I am currently focusing one some techniques on how to improve innovation capabilities, more specifically, how to get your people to come up with great ideas and take action on them.
I have always reasoned that innovation is a skill that can be learned and improved upon. Hence, the rationale for focusing on these matters is that organisations can not just leave innovation up to chance and like any organisational discipline, you have to improve innovation skills and practices constantly and consistently to stay competitive.
Just as organisations always have to improve efficiencies, reduce costs, motivate people, increase sales, increase marketing impact, grow the customer base, etc., innovation capability also have to improve all the time, in fact, if you improve innovation capability, progressing all these other things I mentioned becomes so much easier!
In the previous delivery I discussed goal-setting and its influence on innovation. Another counter-intuitive technique that you can use to grow your innovation capability, is to stimulate innovation by imposing constraints.
Imposing constraints can boost creativity
Many creative thinking techniques propagate having “an open mind”. It comes in many forms and terms like all ideas are welcomed, no matter how absurd; thinking out of the box; divergent thinking; blue sky thinking, etc. There are merits in these techniques and I encourage the use of these methods, so why then come with the absurd recommendation of imposing constraints on innovation?
In essence, it is all about changing your perspective. According to psychologists, when you have less to work with, you actually begin to see the world differently.
With constraints, you dedicate your mental energy to acting more resourcefully. When challenged, you figure out new ways to be better. Obstacles can broaden your perception, open up your thinking processes and can help you improve at connecting unrelated ideas and concepts.
There are a number of studies that back these arguments, but for those who are really interested in finding out more about this phenomenon, I recommend reading “Creativity from Constraints: The Psychology of Breakthrough” by Dr. Patricia Stokes. (You can watch a video on her techniques here: https://www.youtube.com/watch?v=PZPDelKLn3s )
How can this be applied in practical terms? The most obvious constraints come in the form of time and budget.

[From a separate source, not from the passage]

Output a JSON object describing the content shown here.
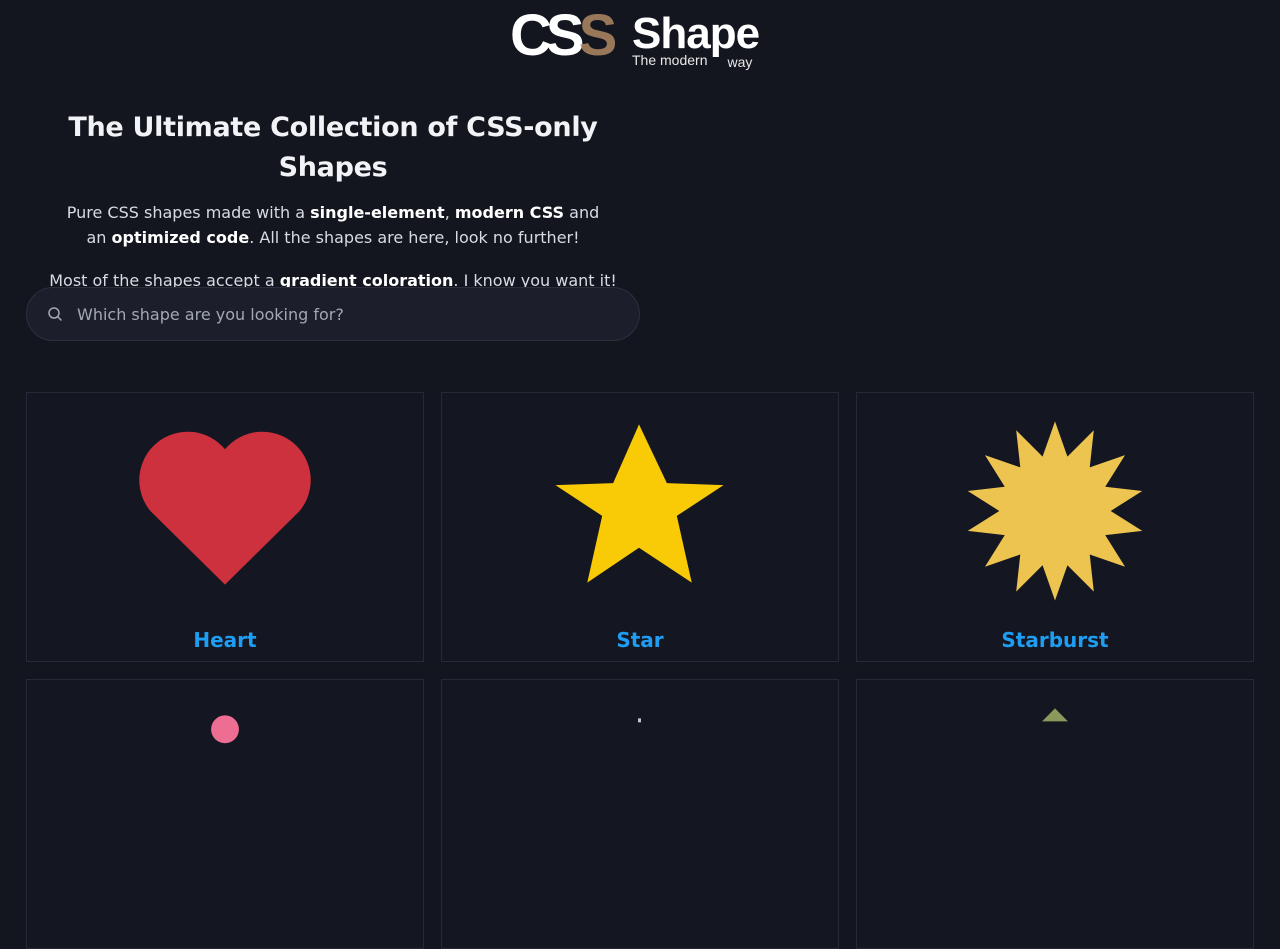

If you limit the delivery time or budget of a project, you basically force people to do and try things out of the norm.
Here are two well-known examples of project teams that created the “impossible” under enormous time constraints:
1.) Steve Jobs gave Apple’s iPod team “8 months from start to market.” If the team could not deliver on this requirement, not only would the iPod miss the Christmas ordering deadlines, but Apple would likely be dead as an organisation as a result. It remains nothing short of amazing that they were able to go from no-concept to market in such a short period of time; but, of course, there was no alternative!

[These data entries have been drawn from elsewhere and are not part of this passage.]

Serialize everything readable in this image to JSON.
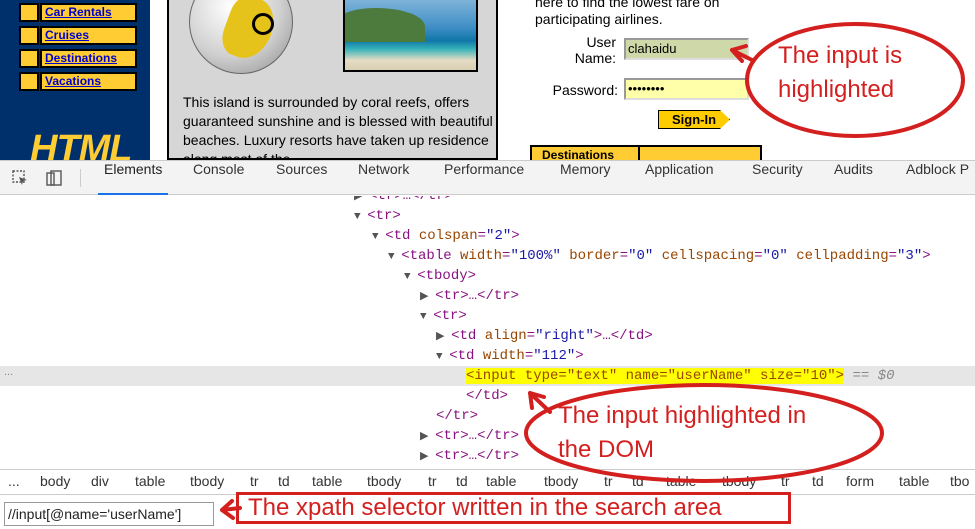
{
  "webpage": {
    "nav_links": [
      "Car Rentals",
      "Cruises",
      "Destinations",
      "Vacations"
    ],
    "logo_text": "HTML",
    "island_text": "This island is surrounded by coral reefs, offers guaranteed sunshine and is blessed with beautiful beaches. Luxury resorts have taken up residence along most of the",
    "login": {
      "intro_line1": "here to find the lowest fare on",
      "intro_line2": "participating airlines.",
      "user_label_1": "User",
      "user_label_2": "Name:",
      "user_value": "clahaidu",
      "password_label": "Password:",
      "password_value": "••••••••",
      "signin_label": "Sign-In",
      "destinations_label": "Destinations"
    }
  },
  "devtools": {
    "tabs": [
      "Elements",
      "Console",
      "Sources",
      "Network",
      "Performance",
      "Memory",
      "Application",
      "Security",
      "Audits",
      "Adblock P"
    ],
    "active_tab": "Elements",
    "dom": {
      "l0_pre": "<tr>…</tr>",
      "tr": "tr",
      "td": "td",
      "colspan_name": "colspan",
      "colspan_val": "\"2\"",
      "table": "table",
      "width_name": "width",
      "width_val": "\"100%\"",
      "border_name": "border",
      "border_val": "\"0\"",
      "cellspacing_name": "cellspacing",
      "cellspacing_val": "\"0\"",
      "cellpadding_name": "cellpadding",
      "cellpadding_val": "\"3\"",
      "tbody": "tbody",
      "collapsed_tr": "<tr>…</tr>",
      "align_name": "align",
      "align_val": "\"right\"",
      "collapsed_td_tail": ">…</td>",
      "td_width_val": "\"112\"",
      "input_code": "<input type=\"text\" name=\"userName\" size=\"10\">",
      "eq0": "== $0",
      "close_td": "</td>",
      "close_tr": "</tr>",
      "gutter": "..."
    },
    "breadcrumbs": [
      "...",
      "body",
      "div",
      "table",
      "tbody",
      "tr",
      "td",
      "table",
      "tbody",
      "tr",
      "td",
      "table",
      "tbody",
      "tr",
      "td",
      "table",
      "tbody",
      "tr",
      "td",
      "form",
      "table",
      "tbo"
    ],
    "search_value": "//input[@name='userName']"
  },
  "annotations": {
    "input_highlighted_1": "The input is",
    "input_highlighted_2": "highlighted",
    "dom_highlight_1": "The input highlighted in",
    "dom_highlight_2": "the DOM",
    "xpath_note": "The xpath selector written in the search area"
  },
  "colors": {
    "annotation_red": "#d41f1f",
    "nav_yellow": "#ffcc33",
    "nav_blue": "#00306b",
    "devtools_active": "#1a73e8",
    "dom_highlight": "#ffff00"
  }
}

2.) In 1948, six Boeing engineers worked for weekend in a hotel room to produce a 33 page proposal, which included moving from turbo-prop to jet engines, and accompanied this proposal with a balsa-model prototype, in order to salvage a team project that was at the risk of failure. Granted, the matter of winning a World War is probably the best motivator of all!

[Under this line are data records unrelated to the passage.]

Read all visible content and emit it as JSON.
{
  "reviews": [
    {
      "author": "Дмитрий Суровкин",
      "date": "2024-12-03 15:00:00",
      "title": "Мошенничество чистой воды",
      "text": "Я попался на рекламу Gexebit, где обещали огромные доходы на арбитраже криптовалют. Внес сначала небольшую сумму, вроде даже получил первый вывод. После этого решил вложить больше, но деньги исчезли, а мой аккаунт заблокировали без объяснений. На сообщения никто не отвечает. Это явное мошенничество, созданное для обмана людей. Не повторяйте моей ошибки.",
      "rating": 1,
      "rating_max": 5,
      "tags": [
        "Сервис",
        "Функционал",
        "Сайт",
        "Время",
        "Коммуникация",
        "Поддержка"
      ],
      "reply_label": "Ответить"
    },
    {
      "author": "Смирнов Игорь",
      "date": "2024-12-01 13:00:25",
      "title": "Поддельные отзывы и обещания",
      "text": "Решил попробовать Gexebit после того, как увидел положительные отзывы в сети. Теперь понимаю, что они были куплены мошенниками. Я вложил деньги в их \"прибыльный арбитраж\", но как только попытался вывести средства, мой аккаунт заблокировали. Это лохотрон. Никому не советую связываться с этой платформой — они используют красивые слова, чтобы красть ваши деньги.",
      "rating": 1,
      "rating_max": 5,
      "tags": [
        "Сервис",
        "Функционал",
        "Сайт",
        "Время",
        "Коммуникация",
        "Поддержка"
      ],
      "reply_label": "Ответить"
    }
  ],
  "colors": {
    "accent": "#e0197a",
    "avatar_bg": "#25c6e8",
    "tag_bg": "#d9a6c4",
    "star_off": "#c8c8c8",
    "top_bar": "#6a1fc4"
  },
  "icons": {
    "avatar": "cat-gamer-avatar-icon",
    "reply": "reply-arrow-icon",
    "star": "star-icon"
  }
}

In both instances, short time targets undoubtedly served to impress a sense of urgency on all involved, and resulted in the “fat” being cut out of the innovation processes.
However, if you really think about it, there are more constraints than just time and budget, as limitations are naturally imposed. For example, in business, it’s your resources, regulations, competitors, and market forces which must be dealt with. In, say aircraft design, it can be things like the laws of aerodynamics, available materials, budget, fuel, and weight.
Different obstacles and limitations affect the outcome of projects depending on the domain in question, the creator, the goal, subject, and tasks. Thus instead of just creating constraints through budget and time limitations, why not add constraints of a different nature as well?
For example: reduce the number of people working on a project, reduce the space required for building a product, only limit yourself to a specific type of technology or raw material, reduce a customer process from 10 steps to 3 steps, in software development – reduce the code by half to perform a specific action in a programme.
Please let me know if you have used any other type of constraint in your organisation to drive innovation performance and got amazing results because of it.
I have now dealt with goal-setting and imposing constraints as methods of improving innovation capability. Next I want to focus on finding good problems to solve – the starting point of innovation in my opinion.
I conclude with a quote from Jonah Lehrer: “The imagination is unleashed by constraints. You break out of the box by stepping into shackles.”